**Dataset extract**
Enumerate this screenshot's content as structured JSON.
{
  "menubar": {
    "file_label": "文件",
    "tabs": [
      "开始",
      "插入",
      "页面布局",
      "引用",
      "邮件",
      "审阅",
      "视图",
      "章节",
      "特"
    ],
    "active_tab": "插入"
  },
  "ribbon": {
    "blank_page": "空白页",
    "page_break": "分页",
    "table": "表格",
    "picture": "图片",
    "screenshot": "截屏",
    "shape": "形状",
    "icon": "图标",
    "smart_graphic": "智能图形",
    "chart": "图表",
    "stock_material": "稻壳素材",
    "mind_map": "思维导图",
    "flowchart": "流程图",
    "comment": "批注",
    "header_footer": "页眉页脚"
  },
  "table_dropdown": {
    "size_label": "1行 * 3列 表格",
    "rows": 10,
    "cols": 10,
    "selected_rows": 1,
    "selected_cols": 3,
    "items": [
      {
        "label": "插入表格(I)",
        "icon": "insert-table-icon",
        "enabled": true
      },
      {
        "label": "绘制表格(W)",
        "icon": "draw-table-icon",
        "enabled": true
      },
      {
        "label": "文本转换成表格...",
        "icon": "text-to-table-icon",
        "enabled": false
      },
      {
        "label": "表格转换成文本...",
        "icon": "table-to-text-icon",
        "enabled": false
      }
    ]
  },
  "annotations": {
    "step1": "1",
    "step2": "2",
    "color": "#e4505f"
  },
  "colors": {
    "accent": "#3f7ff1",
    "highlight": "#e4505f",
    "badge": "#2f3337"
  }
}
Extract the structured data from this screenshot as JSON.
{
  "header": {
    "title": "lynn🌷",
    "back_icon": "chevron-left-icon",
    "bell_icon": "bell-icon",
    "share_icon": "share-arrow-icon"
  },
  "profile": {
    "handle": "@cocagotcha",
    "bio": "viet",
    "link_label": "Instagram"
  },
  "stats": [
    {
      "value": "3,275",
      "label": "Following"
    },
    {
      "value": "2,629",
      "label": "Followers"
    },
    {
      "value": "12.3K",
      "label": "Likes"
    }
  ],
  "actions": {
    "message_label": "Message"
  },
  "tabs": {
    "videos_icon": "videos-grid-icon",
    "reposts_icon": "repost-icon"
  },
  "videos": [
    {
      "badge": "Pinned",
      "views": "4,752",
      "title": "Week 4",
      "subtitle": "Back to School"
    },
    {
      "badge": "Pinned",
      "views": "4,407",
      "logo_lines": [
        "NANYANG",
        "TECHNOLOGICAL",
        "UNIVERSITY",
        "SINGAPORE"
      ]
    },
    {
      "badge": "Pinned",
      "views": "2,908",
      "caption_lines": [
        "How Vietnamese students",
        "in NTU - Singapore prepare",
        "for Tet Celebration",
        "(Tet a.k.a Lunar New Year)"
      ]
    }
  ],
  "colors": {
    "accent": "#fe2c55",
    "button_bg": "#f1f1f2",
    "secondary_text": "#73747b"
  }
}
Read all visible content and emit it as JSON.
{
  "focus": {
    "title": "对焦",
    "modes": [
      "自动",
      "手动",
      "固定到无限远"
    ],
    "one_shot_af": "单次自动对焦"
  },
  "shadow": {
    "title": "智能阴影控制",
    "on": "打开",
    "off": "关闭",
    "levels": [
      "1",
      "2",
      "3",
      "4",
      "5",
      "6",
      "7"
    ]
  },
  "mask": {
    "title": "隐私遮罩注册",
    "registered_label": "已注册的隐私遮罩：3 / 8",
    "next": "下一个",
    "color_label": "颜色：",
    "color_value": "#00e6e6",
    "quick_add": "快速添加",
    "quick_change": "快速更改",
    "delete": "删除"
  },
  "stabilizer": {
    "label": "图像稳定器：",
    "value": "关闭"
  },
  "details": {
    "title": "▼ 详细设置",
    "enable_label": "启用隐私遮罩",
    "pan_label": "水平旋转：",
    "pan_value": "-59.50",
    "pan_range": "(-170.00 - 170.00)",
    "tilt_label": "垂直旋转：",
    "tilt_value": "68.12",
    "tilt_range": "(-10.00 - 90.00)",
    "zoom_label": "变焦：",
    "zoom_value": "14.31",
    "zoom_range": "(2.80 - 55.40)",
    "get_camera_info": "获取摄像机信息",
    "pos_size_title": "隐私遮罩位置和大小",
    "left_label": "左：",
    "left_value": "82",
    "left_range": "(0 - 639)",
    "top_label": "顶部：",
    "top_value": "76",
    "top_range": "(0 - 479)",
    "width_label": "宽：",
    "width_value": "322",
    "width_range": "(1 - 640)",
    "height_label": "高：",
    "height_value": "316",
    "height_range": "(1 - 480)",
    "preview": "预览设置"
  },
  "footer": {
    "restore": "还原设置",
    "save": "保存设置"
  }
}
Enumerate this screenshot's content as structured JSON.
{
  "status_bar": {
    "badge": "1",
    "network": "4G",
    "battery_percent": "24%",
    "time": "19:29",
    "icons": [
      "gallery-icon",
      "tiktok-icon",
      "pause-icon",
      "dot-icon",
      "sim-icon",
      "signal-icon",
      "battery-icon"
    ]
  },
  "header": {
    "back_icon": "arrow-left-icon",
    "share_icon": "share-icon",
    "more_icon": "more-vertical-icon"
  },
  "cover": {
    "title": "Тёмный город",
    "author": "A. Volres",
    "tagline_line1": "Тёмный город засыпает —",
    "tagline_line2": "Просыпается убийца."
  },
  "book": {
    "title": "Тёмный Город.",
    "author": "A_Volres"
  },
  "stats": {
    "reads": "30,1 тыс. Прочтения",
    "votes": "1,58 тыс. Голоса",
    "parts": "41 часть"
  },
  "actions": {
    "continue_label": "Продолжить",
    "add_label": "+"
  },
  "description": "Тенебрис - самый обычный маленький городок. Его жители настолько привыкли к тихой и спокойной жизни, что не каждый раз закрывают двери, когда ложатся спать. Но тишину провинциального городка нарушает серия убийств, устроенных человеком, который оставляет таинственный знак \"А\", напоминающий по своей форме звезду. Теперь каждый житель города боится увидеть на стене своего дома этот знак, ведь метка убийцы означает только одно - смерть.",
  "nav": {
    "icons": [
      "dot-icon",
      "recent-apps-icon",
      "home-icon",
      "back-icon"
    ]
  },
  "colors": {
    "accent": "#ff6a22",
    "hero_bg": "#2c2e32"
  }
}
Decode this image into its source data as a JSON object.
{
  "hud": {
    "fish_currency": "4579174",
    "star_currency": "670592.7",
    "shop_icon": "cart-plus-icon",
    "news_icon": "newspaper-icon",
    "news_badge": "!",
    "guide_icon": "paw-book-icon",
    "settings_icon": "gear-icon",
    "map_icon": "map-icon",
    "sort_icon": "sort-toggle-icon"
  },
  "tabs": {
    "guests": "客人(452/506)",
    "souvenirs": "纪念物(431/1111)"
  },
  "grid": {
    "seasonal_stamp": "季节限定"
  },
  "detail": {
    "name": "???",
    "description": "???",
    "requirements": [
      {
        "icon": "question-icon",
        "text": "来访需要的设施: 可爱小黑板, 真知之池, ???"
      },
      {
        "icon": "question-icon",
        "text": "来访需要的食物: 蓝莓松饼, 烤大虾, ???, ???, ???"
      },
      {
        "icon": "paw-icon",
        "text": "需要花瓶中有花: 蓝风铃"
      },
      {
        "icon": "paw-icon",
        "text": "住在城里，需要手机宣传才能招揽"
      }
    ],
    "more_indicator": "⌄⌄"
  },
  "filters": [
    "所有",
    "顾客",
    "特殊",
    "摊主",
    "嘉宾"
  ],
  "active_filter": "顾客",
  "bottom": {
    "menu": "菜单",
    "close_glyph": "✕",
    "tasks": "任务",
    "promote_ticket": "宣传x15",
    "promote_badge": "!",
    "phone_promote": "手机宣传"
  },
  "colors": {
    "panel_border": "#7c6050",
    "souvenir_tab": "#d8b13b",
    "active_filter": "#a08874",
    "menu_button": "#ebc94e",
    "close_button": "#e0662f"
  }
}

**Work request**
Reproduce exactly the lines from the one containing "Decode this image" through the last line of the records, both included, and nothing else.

**Response to the exercise**
Decode this image into its source data as a JSON object.
{
  "hud": {
    "fish_currency": "4579174",
    "star_currency": "670592.7",
    "shop_icon": "cart-plus-icon",
    "news_icon": "newspaper-icon",
    "news_badge": "!",
    "guide_icon": "paw-book-icon",
    "settings_icon": "gear-icon",
    "map_icon": "map-icon",
    "sort_icon": "sort-toggle-icon"
  },
  "tabs": {
    "guests": "客人(452/506)",
    "souvenirs": "纪念物(431/1111)"
  },
  "grid": {
    "seasonal_stamp": "季节限定"
  },
  "detail": {
    "name": "???",
    "description": "???",
    "requirements": [
      {
        "icon": "question-icon",
        "text": "来访需要的设施: 可爱小黑板, 真知之池, ???"
      },
      {
        "icon": "question-icon",
        "text": "来访需要的食物: 蓝莓松饼, 烤大虾, ???, ???, ???"
      },
      {
        "icon": "paw-icon",
        "text": "需要花瓶中有花: 蓝风铃"
      },
      {
        "icon": "paw-icon",
        "text": "住在城里，需要手机宣传才能招揽"
      }
    ],
    "more_indicator": "⌄⌄"
  },
  "filters": [
    "所有",
    "顾客",
    "特殊",
    "摊主",
    "嘉宾"
  ],
  "active_filter": "顾客",
  "bottom": {
    "menu": "菜单",
    "close_glyph": "✕",
    "tasks": "任务",
    "promote_ticket": "宣传x15",
    "promote_badge": "!",
    "phone_promote": "手机宣传"
  },
  "colors": {
    "panel_border": "#7c6050",
    "souvenir_tab": "#d8b13b",
    "active_filter": "#a08874",
    "menu_button": "#ebc94e",
    "close_button": "#e0662f"
  }
}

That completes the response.